(Dataset excerpts Opens)

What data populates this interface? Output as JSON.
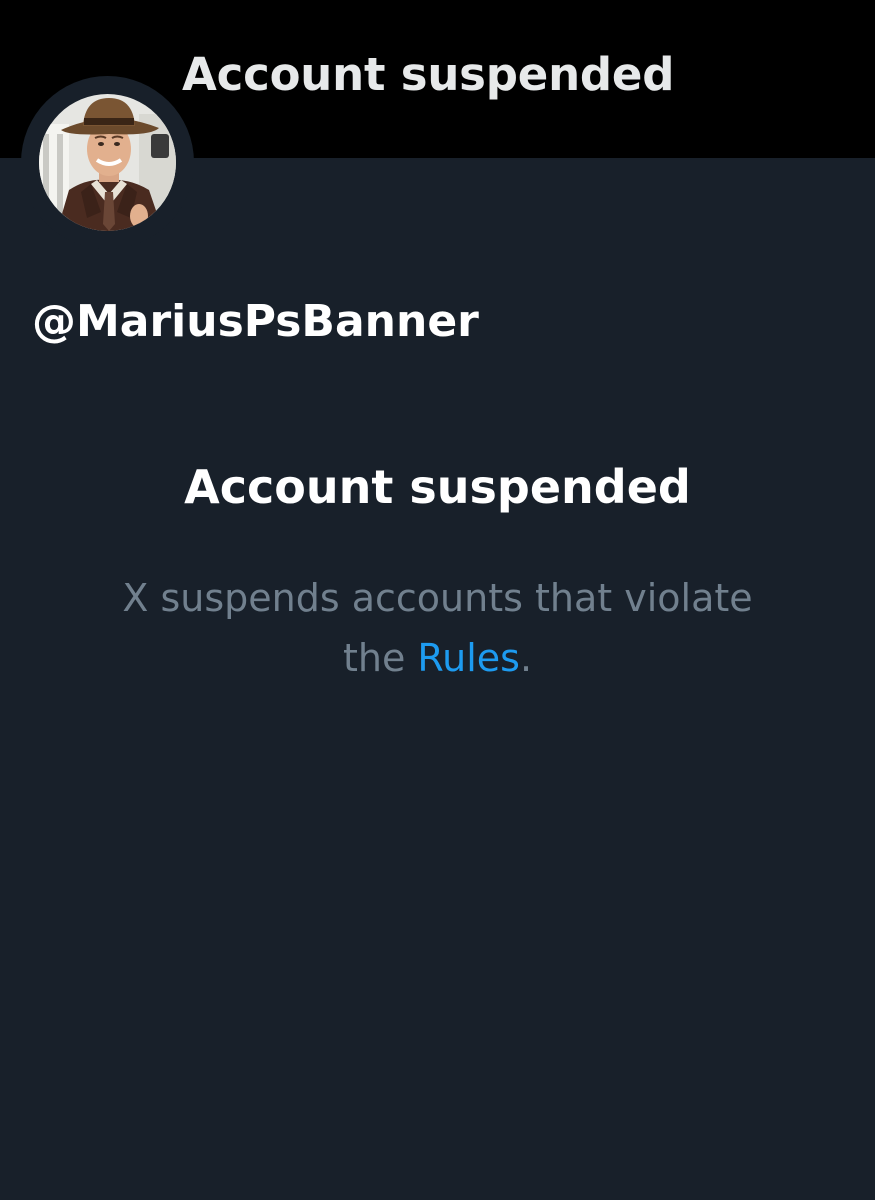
{
  "header": {
    "title": "Account suspended"
  },
  "profile": {
    "handle": "@MariusPsBanner",
    "avatar_icon": "profile-photo-cowboy-hat-man"
  },
  "notice": {
    "heading": "Account suspended",
    "message_line1": "X suspends accounts that violate",
    "message_prefix": "the ",
    "link_label": "Rules",
    "message_suffix": "."
  },
  "colors": {
    "background": "#18202a",
    "header_background": "#000000",
    "secondary_text": "#71808e",
    "link": "#1d9bf0"
  }
}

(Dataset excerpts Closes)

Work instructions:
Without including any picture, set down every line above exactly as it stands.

Solution:
What data populates this interface? Output as JSON.
{
  "header": {
    "title": "Account suspended"
  },
  "profile": {
    "handle": "@MariusPsBanner",
    "avatar_icon": "profile-photo-cowboy-hat-man"
  },
  "notice": {
    "heading": "Account suspended",
    "message_line1": "X suspends accounts that violate",
    "message_prefix": "the ",
    "link_label": "Rules",
    "message_suffix": "."
  },
  "colors": {
    "background": "#18202a",
    "header_background": "#000000",
    "secondary_text": "#71808e",
    "link": "#1d9bf0"
  }
}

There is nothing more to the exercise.